Bradford records the encounter between the Puritan colonists and the Indians. Victory belonged to the colonists, and Bradford credited it to the workings of God. The protection of the Puritan colonnists from the arrows that the Indians fired was also said to be an act of God.
Blaxland categorized Bradford's language as that of the Bible, and in some ways, it is remarkably similar to the Old Testament. In the Book of Exodus, the Israelites, led by Moses to escape from the grip of the Pharaoh, underwent a similar journey to the promised land. The parallels are unmistakable; in Bradford's work, the theme of the Puritan colonists being on a divine journey could be observed. What is more interesting though is how Bradford fashioned the colonists. He included a reference of God in no less than nine occasions, and in each of the cases, God is said to be the direct cause of either the curse upon the enemies, or the success of the colonists themself. They saw themselves, in essence, as the Israelites, the chosen people. When mana rained from the Heavens, the Israelites rejoiced and knelt to thank God; similarly when Indian arrows spared the colonists, they took it as a form of God's protection.

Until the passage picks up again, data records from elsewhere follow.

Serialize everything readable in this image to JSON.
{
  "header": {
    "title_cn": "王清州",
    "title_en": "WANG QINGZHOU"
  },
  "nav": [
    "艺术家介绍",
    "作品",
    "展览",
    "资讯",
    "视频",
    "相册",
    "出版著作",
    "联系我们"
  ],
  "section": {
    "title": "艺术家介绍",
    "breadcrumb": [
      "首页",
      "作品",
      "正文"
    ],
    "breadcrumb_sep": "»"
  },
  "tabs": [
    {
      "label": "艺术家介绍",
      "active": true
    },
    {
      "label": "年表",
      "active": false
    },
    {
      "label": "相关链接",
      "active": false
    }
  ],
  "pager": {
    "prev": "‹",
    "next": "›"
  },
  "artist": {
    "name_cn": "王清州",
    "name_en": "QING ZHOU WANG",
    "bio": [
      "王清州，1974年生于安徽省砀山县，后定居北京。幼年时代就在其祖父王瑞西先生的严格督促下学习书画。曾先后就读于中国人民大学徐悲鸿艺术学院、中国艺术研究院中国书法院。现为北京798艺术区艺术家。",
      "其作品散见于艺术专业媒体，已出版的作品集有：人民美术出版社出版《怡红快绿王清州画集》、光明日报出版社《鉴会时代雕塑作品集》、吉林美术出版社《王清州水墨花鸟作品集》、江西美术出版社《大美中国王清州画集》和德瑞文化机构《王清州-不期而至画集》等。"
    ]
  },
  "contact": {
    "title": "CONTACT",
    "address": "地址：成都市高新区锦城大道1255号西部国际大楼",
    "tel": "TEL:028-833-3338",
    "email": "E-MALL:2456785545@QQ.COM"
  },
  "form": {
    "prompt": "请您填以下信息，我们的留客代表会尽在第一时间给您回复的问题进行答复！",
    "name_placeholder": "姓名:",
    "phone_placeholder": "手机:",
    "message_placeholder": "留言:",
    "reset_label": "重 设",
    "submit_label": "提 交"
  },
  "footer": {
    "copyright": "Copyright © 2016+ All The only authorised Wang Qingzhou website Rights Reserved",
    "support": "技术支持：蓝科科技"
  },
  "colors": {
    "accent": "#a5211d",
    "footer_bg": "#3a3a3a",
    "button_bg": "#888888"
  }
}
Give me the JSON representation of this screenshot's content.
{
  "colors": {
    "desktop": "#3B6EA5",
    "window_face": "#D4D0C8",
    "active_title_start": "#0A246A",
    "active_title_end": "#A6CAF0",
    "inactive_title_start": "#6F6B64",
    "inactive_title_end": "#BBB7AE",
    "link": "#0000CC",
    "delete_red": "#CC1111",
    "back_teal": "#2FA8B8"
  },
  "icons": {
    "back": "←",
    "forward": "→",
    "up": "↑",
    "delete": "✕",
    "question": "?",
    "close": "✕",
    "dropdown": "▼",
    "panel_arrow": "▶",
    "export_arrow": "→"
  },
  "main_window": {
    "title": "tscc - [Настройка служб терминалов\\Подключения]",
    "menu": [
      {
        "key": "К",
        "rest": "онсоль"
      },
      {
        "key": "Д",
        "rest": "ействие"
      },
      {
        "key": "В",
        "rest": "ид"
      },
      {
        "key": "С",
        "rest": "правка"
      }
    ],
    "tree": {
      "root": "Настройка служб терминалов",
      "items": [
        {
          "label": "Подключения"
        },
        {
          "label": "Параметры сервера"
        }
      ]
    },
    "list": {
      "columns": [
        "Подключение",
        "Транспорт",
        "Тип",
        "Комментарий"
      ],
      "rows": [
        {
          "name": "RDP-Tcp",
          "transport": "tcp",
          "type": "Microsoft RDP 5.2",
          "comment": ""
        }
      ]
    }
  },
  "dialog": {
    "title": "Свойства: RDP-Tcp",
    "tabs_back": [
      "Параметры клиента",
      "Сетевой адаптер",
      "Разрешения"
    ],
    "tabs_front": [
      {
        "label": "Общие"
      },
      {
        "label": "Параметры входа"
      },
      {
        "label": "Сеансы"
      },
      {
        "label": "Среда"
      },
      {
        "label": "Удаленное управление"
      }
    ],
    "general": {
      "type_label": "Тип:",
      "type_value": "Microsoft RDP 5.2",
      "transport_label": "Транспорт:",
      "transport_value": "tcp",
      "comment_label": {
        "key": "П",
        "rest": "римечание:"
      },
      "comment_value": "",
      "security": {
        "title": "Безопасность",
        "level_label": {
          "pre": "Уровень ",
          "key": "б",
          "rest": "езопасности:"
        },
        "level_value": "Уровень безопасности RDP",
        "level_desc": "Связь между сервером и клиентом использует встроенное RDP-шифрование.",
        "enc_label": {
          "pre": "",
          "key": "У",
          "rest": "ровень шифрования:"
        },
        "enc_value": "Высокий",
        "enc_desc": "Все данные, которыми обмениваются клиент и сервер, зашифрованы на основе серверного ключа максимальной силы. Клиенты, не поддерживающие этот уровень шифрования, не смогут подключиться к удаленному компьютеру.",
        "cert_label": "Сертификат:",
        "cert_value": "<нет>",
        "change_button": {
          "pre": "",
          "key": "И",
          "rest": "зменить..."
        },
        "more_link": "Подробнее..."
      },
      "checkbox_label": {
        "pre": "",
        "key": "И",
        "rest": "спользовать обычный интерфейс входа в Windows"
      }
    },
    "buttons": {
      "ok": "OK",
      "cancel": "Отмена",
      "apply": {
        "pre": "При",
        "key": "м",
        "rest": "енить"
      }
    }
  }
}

However, the Puritan colonists, in my opinion, displayed the unfavorable traits of so many other groups of people before them who believed God was on their side and that they were chosen. The British, for instance, did the same thing with Indians as the Puritan colonists did with the Native Indians. Their religious fervor immediately led them to view other races as inferior and in need of enlightenment. Such mindset and mentality eventually sowed the seeds of slavery. The colonists adherence to the Old Testament blinded them in the virtues and qualities prescribed by Christianity. "Love thy neighbor"; "Do unto others as you would have them do unto you." The Bible could be interpreted in a great many different ways; it appeared that the Puritan colonists had their own separate interpretation.